Office of Audit
OA conducts financial and performance audits of the Social Security Administration’s (SSA) programs and operations and makes recommendations to ensure program objectives are achieved effectively and efficiently. Financial audits assess whether SSA’s financial statements fairly present SSA’s financial position, results of operations, and cash flow. Performance audits review the economy, efficiency, and effectiveness of SSA’s programs and operations. OA also conducts short-term management reviews and program evaluations on issues of concern to SSA, Congress, and the general public.
Office of Investigations

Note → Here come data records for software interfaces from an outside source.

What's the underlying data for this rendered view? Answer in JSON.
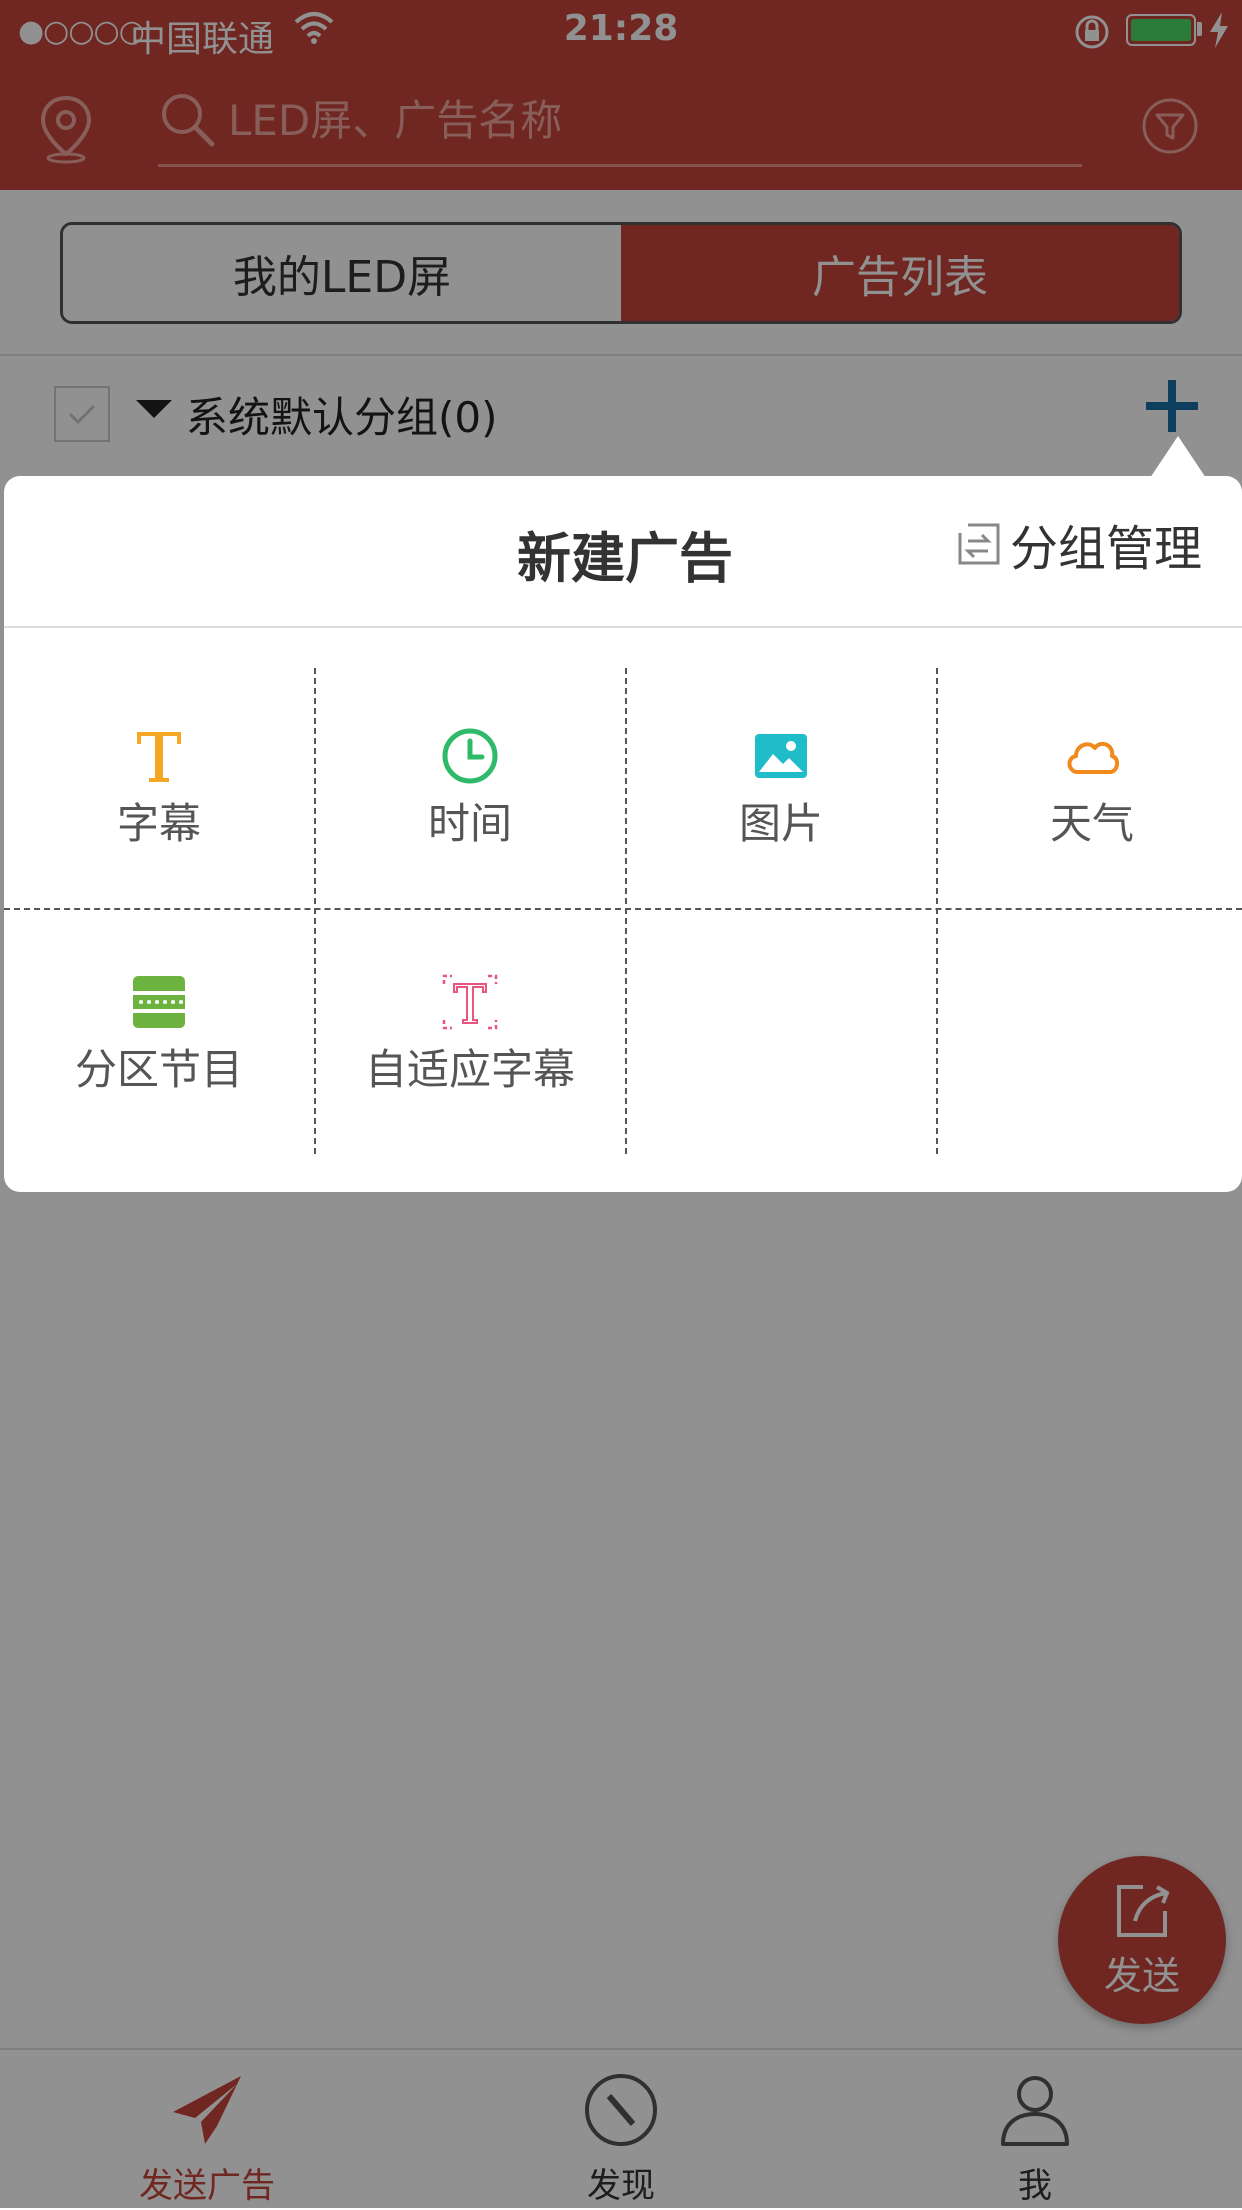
{
  "status_bar": {
    "signal": "●○○○○",
    "carrier": "中国联通",
    "time": "21:28"
  },
  "header": {
    "search_placeholder": "LED屏、广告名称"
  },
  "segment": {
    "left_label": "我的LED屏",
    "right_label": "广告列表",
    "selected": "广告列表"
  },
  "group": {
    "label": "系统默认分组(0)"
  },
  "popup": {
    "title": "新建广告",
    "group_mgmt_label": "分组管理",
    "items": [
      {
        "label": "字幕",
        "icon": "text-t-icon",
        "color": "#f5a623"
      },
      {
        "label": "时间",
        "icon": "clock-icon",
        "color": "#2fba6a"
      },
      {
        "label": "图片",
        "icon": "image-icon",
        "color": "#20bcc9"
      },
      {
        "label": "天气",
        "icon": "cloud-icon",
        "color": "#f08a1c"
      },
      {
        "label": "分区节目",
        "icon": "partition-icon",
        "color": "#6db33f"
      },
      {
        "label": "自适应字幕",
        "icon": "adaptive-text-icon",
        "color": "#e8557f"
      }
    ]
  },
  "fab": {
    "label": "发送"
  },
  "tabbar": {
    "tabs": [
      {
        "label": "发送广告",
        "icon": "paper-plane-icon",
        "active": true
      },
      {
        "label": "发现",
        "icon": "compass-icon",
        "active": false
      },
      {
        "label": "我",
        "icon": "user-icon",
        "active": false
      }
    ]
  },
  "colors": {
    "brand": "#c5453b",
    "overlay": "rgba(0,0,0,0.43)"
  }
}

OI conducts investigations related to fraud, waste, abuse, and mismanagement in SSA programs and operations. This includes wrongdoing by applicants, beneficiaries, contractors, third parties, or SSA employees performing their official duties. This office serves as liaison to the Department of Justice on all matters relating to the investigation of SSA programs and personnel. OI also conducts joint investigations with other Federal, State, and local law enforcement agencies.

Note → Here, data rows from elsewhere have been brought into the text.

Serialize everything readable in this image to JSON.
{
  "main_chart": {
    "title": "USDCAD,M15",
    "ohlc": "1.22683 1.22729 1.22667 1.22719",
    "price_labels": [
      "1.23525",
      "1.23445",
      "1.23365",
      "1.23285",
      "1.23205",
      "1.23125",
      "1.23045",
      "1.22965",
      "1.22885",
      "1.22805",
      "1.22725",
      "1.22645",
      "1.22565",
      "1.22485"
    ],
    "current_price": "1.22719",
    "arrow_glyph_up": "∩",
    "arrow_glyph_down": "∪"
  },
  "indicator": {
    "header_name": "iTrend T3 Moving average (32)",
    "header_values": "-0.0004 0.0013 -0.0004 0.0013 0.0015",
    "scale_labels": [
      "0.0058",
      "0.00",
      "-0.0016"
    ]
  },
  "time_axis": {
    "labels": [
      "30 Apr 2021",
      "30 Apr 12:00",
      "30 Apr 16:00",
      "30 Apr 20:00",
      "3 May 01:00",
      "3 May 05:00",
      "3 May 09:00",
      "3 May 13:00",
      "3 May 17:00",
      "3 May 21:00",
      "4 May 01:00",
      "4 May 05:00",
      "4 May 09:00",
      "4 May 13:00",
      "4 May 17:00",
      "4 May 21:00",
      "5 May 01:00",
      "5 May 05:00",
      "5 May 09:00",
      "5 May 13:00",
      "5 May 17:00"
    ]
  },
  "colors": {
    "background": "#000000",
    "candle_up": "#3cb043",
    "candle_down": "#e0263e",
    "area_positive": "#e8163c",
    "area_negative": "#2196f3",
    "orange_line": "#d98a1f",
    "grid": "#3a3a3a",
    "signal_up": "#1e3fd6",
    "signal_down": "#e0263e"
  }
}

Office of the Counsel to the Inspector General
OCIG provides independent legal advice and counsel to the IG on various matters, including statutes, regulations, legislation, and policy directives. OCIG also advises the IG on investigative procedures and techniques, as well as on legal implications and conclusions to be drawn from audit and investigative material. Also, OCIG administers the Civil Monetary Penalty program.

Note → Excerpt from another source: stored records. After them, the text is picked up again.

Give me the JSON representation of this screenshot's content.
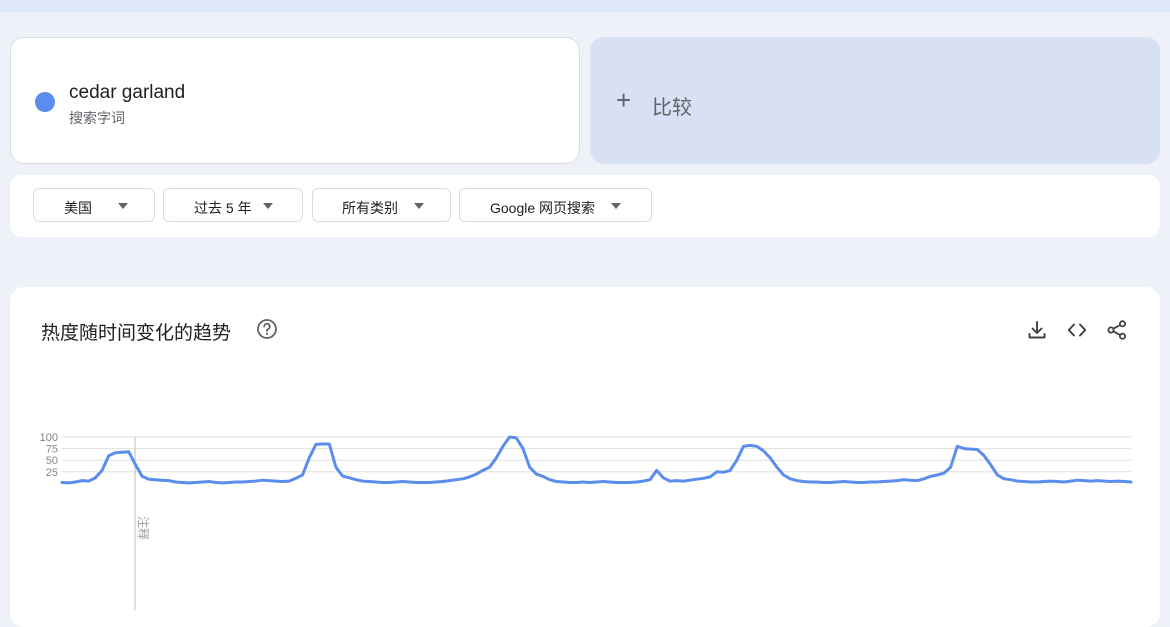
{
  "term": {
    "name": "cedar garland",
    "subtitle": "搜索字词",
    "color": "#5b8def"
  },
  "compare": {
    "icon": "plus-icon",
    "label": "比较"
  },
  "filters": [
    {
      "label": "美国"
    },
    {
      "label": "过去 5 年"
    },
    {
      "label": "所有类别"
    },
    {
      "label": "Google 网页搜索"
    }
  ],
  "chart_section": {
    "title": "热度随时间变化的趋势",
    "icons": [
      "help-icon",
      "download-icon",
      "embed-code-icon",
      "share-icon"
    ]
  },
  "chart_data": {
    "type": "line",
    "y_ticks": [
      "100",
      "75",
      "50",
      "25"
    ],
    "ylim": [
      0,
      100
    ],
    "grid": true,
    "annotation": "注释",
    "series": [
      {
        "color": "#5b8def",
        "values": [
          2,
          1,
          3,
          6,
          5,
          12,
          28,
          60,
          66,
          67,
          68,
          40,
          15,
          9,
          8,
          7,
          6,
          3,
          2,
          1,
          2,
          3,
          4,
          2,
          1,
          2,
          3,
          3,
          4,
          5,
          7,
          6,
          5,
          4,
          5,
          11,
          18,
          55,
          84,
          85,
          85,
          35,
          16,
          12,
          8,
          5,
          4,
          3,
          2,
          2,
          3,
          4,
          3,
          2,
          2,
          2,
          3,
          4,
          6,
          8,
          10,
          14,
          20,
          28,
          35,
          55,
          80,
          100,
          98,
          75,
          35,
          20,
          15,
          8,
          4,
          3,
          2,
          2,
          3,
          2,
          3,
          4,
          3,
          2,
          2,
          2,
          3,
          5,
          8,
          28,
          12,
          5,
          6,
          5,
          7,
          9,
          11,
          14,
          25,
          24,
          28,
          50,
          80,
          82,
          80,
          70,
          55,
          35,
          18,
          10,
          6,
          4,
          3,
          3,
          2,
          2,
          3,
          4,
          3,
          2,
          2,
          3,
          3,
          4,
          5,
          6,
          8,
          7,
          6,
          10,
          15,
          18,
          22,
          35,
          80,
          75,
          74,
          73,
          60,
          40,
          18,
          10,
          8,
          5,
          4,
          3,
          3,
          4,
          5,
          4,
          3,
          5,
          7,
          6,
          5,
          6,
          5,
          4,
          5,
          4,
          3
        ]
      }
    ]
  }
}
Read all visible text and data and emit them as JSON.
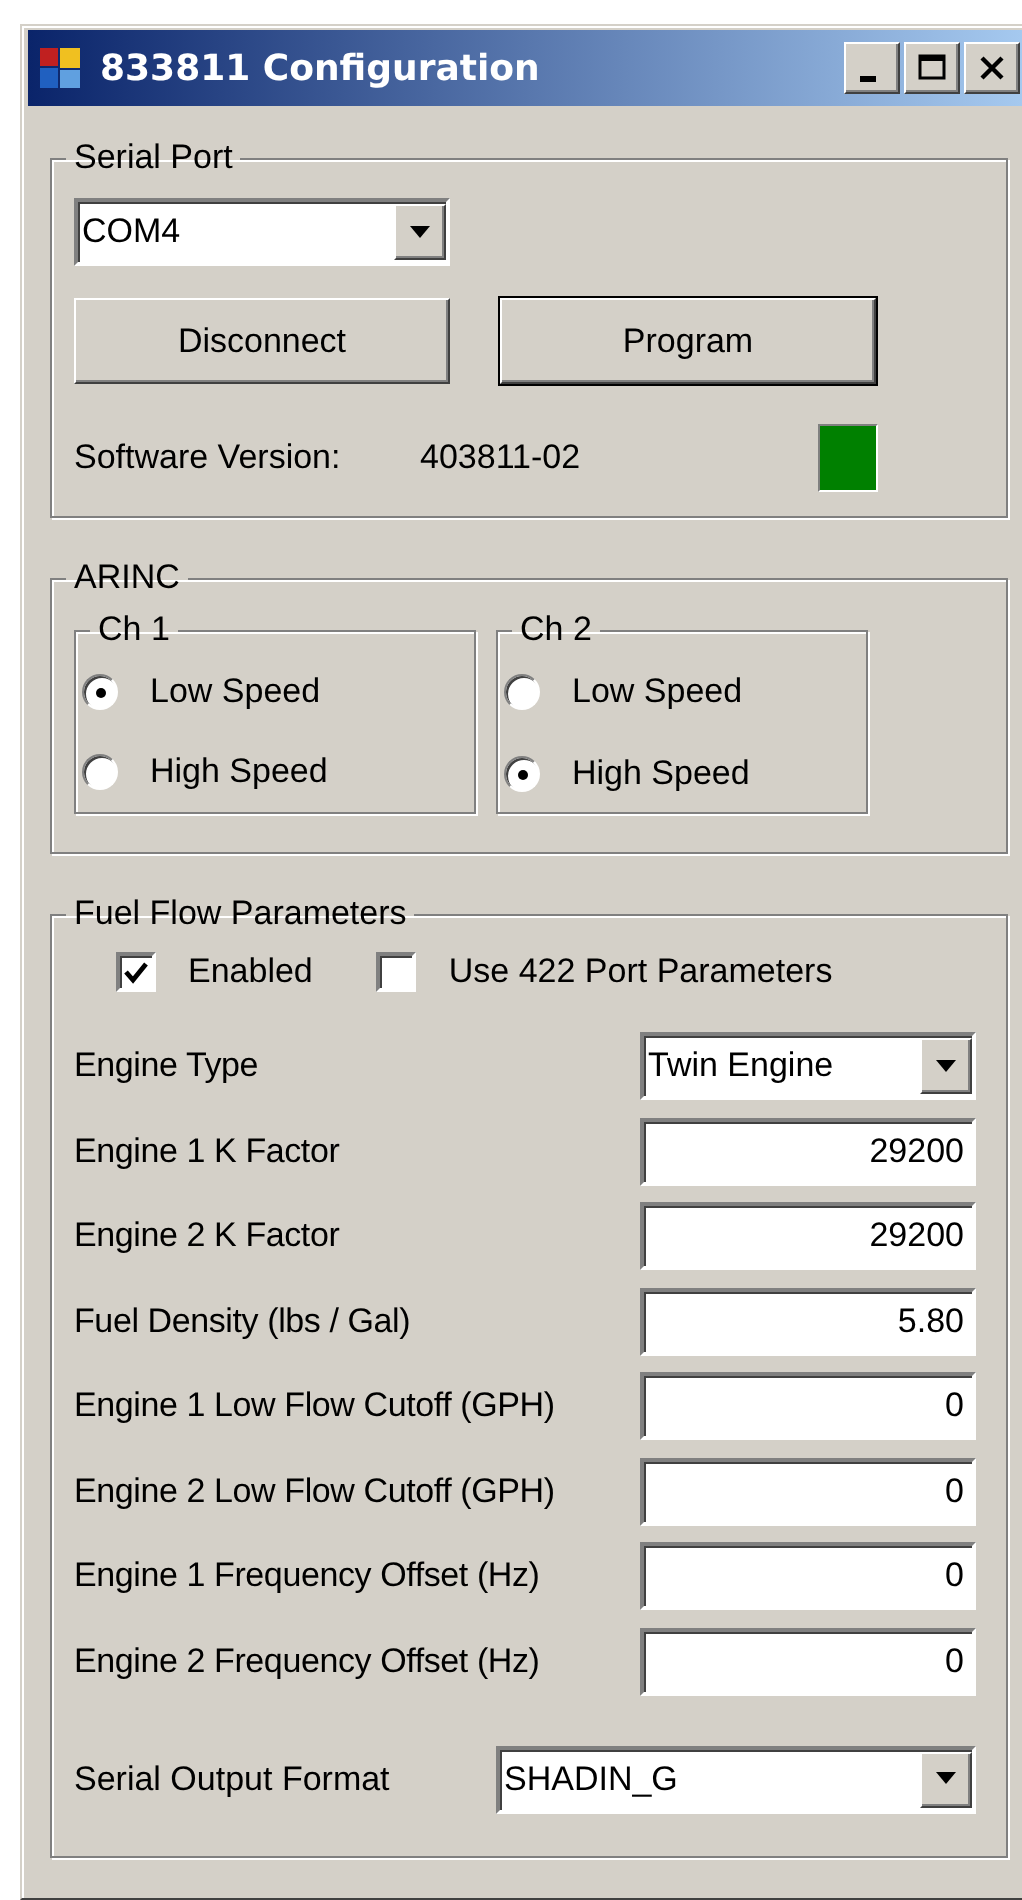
{
  "window": {
    "title": "833811 Configuration"
  },
  "serial_port": {
    "title": "Serial Port",
    "port": "COM4",
    "buttons": [
      {
        "label": "Disconnect",
        "default": false
      },
      {
        "label": "Program",
        "default": true
      }
    ],
    "version_label": "Software Version:",
    "version": "403811-02",
    "status_indicator": {
      "color": "#008000"
    }
  },
  "arinc": {
    "title": "ARINC",
    "channels": [
      {
        "title": "Ch 1",
        "options": [
          {
            "label": "Low Speed",
            "selected": true
          },
          {
            "label": "High Speed",
            "selected": false
          }
        ]
      },
      {
        "title": "Ch 2",
        "options": [
          {
            "label": "Low Speed",
            "selected": false
          },
          {
            "label": "High Speed",
            "selected": true
          }
        ]
      }
    ]
  },
  "fuel_flow": {
    "title": "Fuel Flow Parameters",
    "options": [
      {
        "label": "Enabled",
        "checked": true
      },
      {
        "label": "Use 422 Port Parameters",
        "checked": false
      }
    ],
    "fields": [
      {
        "kind": "dropdown",
        "label": "Engine Type",
        "value": "Twin Engine"
      },
      {
        "kind": "number",
        "label": "Engine 1 K Factor",
        "value": "29200"
      },
      {
        "kind": "number",
        "label": "Engine 2 K Factor",
        "value": "29200"
      },
      {
        "kind": "number",
        "label": "Fuel Density (lbs / Gal)",
        "value": "5.80"
      },
      {
        "kind": "number",
        "label": "Engine 1 Low Flow Cutoff (GPH)",
        "value": "0"
      },
      {
        "kind": "number",
        "label": "Engine 2 Low Flow Cutoff (GPH)",
        "value": "0"
      },
      {
        "kind": "number",
        "label": "Engine 1 Frequency Offset (Hz)",
        "value": "0"
      },
      {
        "kind": "number",
        "label": "Engine 2 Frequency Offset (Hz)",
        "value": "0"
      }
    ],
    "output_format": {
      "label": "Serial Output Format",
      "value": "SHADIN_G"
    }
  }
}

Office of External Relations
OER manages OIG’s external and public affairs programs, and serves as the principal advisor on news releases and in providing information to the various news reporting services. OER develops OIG’s media and public information policies, directs OIG’s external and public affairs programs, and serves as the primary contact for those seeking information about OIG. OER prepares OIG publications, speeches, and presentations to internal and external organizations, and responds to Congressional correspondence.
Office of Technology and Resource Management
OTRM supports OIG by providing information management and systems security. OTRM also coordinates OIG’s budget, procurement, telecommunications, facilities, and human resources. In addition, OTRM is the focal point for OIG’s strategic planning function, and the development and monitoring of performance measures. In addition, OTRM receives and assigns for action allegations of criminal and administrative violations of Social Security laws, identifies fugitives receiving benefit payments from SSA, and provides technological assistance to investigations.